- **Task description**:
Every single line below has to be printed once more, exactly.

- **Exercise input**:
···

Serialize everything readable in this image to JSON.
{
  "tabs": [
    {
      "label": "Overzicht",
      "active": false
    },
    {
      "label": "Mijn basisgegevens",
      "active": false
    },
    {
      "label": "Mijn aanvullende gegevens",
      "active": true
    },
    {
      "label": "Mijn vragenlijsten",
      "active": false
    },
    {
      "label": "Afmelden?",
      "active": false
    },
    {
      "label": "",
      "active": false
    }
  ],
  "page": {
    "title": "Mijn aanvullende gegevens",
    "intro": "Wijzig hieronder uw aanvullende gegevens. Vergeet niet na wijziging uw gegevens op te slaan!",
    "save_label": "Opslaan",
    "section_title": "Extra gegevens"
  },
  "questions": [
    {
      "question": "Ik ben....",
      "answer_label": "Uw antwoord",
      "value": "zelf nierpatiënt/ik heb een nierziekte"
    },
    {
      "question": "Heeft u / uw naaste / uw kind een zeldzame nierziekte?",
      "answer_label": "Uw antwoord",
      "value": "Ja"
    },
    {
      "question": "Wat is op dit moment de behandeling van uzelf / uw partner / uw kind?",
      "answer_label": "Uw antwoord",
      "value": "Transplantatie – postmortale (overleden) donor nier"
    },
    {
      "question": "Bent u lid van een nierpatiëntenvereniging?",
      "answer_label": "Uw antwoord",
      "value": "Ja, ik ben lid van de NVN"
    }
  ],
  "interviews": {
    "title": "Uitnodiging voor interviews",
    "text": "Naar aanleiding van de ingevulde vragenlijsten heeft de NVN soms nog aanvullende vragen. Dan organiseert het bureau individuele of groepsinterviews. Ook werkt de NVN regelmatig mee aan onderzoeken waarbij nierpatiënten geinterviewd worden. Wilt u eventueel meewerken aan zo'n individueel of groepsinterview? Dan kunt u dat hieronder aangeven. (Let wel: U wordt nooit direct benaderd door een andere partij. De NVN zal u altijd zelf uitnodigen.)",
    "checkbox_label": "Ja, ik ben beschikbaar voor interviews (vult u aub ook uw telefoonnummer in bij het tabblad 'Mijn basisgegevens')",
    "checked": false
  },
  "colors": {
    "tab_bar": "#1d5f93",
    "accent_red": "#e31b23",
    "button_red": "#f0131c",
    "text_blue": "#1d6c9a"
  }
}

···

- **Result for this task**:
Serialize everything readable in this image to JSON.
{
  "tabs": [
    {
      "label": "Overzicht",
      "active": false
    },
    {
      "label": "Mijn basisgegevens",
      "active": false
    },
    {
      "label": "Mijn aanvullende gegevens",
      "active": true
    },
    {
      "label": "Mijn vragenlijsten",
      "active": false
    },
    {
      "label": "Afmelden?",
      "active": false
    },
    {
      "label": "",
      "active": false
    }
  ],
  "page": {
    "title": "Mijn aanvullende gegevens",
    "intro": "Wijzig hieronder uw aanvullende gegevens. Vergeet niet na wijziging uw gegevens op te slaan!",
    "save_label": "Opslaan",
    "section_title": "Extra gegevens"
  },
  "questions": [
    {
      "question": "Ik ben....",
      "answer_label": "Uw antwoord",
      "value": "zelf nierpatiënt/ik heb een nierziekte"
    },
    {
      "question": "Heeft u / uw naaste / uw kind een zeldzame nierziekte?",
      "answer_label": "Uw antwoord",
      "value": "Ja"
    },
    {
      "question": "Wat is op dit moment de behandeling van uzelf / uw partner / uw kind?",
      "answer_label": "Uw antwoord",
      "value": "Transplantatie – postmortale (overleden) donor nier"
    },
    {
      "question": "Bent u lid van een nierpatiëntenvereniging?",
      "answer_label": "Uw antwoord",
      "value": "Ja, ik ben lid van de NVN"
    }
  ],
  "interviews": {
    "title": "Uitnodiging voor interviews",
    "text": "Naar aanleiding van de ingevulde vragenlijsten heeft de NVN soms nog aanvullende vragen. Dan organiseert het bureau individuele of groepsinterviews. Ook werkt de NVN regelmatig mee aan onderzoeken waarbij nierpatiënten geinterviewd worden. Wilt u eventueel meewerken aan zo'n individueel of groepsinterview? Dan kunt u dat hieronder aangeven. (Let wel: U wordt nooit direct benaderd door een andere partij. De NVN zal u altijd zelf uitnodigen.)",
    "checkbox_label": "Ja, ik ben beschikbaar voor interviews (vult u aub ook uw telefoonnummer in bij het tabblad 'Mijn basisgegevens')",
    "checked": false
  },
  "colors": {
    "tab_bar": "#1d5f93",
    "accent_red": "#e31b23",
    "button_red": "#f0131c",
    "text_blue": "#1d6c9a"
  }
}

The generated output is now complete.